Just How Much Is The Opioid Crisis Affecting US Employers?
The opioid crisis in the United States has been a major public health issue for many years, and its impact extends far beyond the individuals who are struggling with addiction. One group that is particularly affected by the opioid crisis is employers, who are facing significant costs as a result of the epidemic. In this article, we will explore just how much money the opioid crisis is costing employers in the United States.
According to a study by the National Safety Council, the cost of opioid abuse in the workplace is around $41 billion each year. This cost is primarily due to a decrease in productivity and an increase in healthcare expenses. Employees who are struggling with opioid addiction are more likely to miss work or be less productive when they are on the job, which can result in lost revenue for their employers.
Another factor contributing to the cost of the opioid crisis is the increased use of healthcare services. Employees who are struggling with opioid addiction may require more medical attention, which can lead to higher healthcare costs for both the individual and their employer. This is particularly true for companies that offer healthcare benefits to their employees, as they may be responsible for covering a portion of the costs associated with addiction treatment.
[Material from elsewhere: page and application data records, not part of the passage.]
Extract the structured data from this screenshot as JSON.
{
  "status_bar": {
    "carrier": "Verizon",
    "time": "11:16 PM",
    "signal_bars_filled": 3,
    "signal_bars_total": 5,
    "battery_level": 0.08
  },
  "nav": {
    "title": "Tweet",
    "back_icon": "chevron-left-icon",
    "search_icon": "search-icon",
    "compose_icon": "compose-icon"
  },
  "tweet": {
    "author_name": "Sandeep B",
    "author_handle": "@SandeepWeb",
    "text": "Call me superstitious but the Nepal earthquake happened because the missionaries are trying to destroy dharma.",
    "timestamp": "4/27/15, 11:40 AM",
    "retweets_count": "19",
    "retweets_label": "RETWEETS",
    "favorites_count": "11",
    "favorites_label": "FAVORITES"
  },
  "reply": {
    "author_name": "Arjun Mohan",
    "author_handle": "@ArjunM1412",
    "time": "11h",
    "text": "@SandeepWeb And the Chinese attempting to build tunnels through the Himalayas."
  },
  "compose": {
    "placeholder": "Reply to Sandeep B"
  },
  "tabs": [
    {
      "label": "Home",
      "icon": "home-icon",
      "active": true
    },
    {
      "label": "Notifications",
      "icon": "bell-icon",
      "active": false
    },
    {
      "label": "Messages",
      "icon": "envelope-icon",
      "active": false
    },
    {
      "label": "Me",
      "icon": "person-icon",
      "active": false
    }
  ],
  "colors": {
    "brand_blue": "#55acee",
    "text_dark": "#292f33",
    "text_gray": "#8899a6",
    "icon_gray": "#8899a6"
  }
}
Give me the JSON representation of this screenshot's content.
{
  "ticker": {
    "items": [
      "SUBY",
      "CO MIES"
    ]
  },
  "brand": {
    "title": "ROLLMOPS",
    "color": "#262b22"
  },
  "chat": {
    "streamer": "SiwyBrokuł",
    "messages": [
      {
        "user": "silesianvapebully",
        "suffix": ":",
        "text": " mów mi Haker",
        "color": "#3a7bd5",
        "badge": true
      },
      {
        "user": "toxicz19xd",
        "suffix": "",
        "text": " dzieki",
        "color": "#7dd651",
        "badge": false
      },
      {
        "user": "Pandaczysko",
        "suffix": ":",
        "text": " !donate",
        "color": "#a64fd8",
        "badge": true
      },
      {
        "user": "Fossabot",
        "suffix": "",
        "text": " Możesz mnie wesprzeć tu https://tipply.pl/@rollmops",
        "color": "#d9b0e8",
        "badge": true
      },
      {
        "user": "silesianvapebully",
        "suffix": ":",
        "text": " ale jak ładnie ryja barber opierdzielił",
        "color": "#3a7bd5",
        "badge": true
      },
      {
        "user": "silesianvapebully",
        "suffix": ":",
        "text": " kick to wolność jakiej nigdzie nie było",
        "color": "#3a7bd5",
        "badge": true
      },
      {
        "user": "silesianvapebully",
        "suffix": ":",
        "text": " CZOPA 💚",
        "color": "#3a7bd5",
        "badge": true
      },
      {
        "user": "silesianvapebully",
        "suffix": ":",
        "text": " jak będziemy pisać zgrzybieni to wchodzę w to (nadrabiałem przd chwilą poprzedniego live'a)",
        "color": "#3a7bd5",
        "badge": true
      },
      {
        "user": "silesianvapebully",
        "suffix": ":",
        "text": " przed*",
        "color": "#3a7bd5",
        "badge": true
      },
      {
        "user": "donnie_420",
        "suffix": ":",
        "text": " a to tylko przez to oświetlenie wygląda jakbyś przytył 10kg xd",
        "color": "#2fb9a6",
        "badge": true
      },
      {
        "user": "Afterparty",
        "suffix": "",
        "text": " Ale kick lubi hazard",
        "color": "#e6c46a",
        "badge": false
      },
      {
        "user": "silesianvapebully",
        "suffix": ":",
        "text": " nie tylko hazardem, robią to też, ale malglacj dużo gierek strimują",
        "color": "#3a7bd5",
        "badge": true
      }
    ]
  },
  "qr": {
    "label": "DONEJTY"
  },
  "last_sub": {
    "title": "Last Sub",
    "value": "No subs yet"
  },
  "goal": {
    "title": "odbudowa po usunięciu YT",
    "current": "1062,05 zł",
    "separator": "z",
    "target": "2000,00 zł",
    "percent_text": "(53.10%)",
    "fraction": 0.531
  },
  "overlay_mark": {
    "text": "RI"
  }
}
The cost of the opioid crisis is not limited to healthcare expenses and lost productivity, however. Employers may also face increased legal costs if they are found to be negligent in their response to the crisis. This can include lawsuits from employees who have been injured as a result of the opioid epidemic, or legal action taken by government agencies to hold employers accountable for their role in contributing to the crisis.
In addition to these financial costs, the opioid crisis can also have a significant impact on the overall wellbeing of a company’s workforce. Employees who are struggling with addiction may experience increased stress, anxiety, and depression, which can lead to a decrease in morale and a more negative work environment. This can further exacerbate the loss of productivity and financial costs associated with the opioid epidemic.
In response to the opioid crisis, many employers have taken steps to support their employees and mitigate the impact of the epidemic on their business. This includes offering employee assistance programs (EAPs) that provide confidential counselling and access to detox clinics, as well as support for those struggling with addiction, implementing drug-free workplace policies, and providing training for supervisors and managers to better recognize and respond to signs of addiction.
The opioid crisis in the United States is costing employers billions of dollars each year in lost productivity, increased healthcare expenses, and legal costs. This crisis is not only a public health issue but also a business issue, and employers have a role to play in mitigating its impact.
By taking proactive steps to support their employees and prevent opioid addiction in the workplace, employers can help to reduce the financial and social costs of the opioid epidemic and create a healthier and more productive workforce.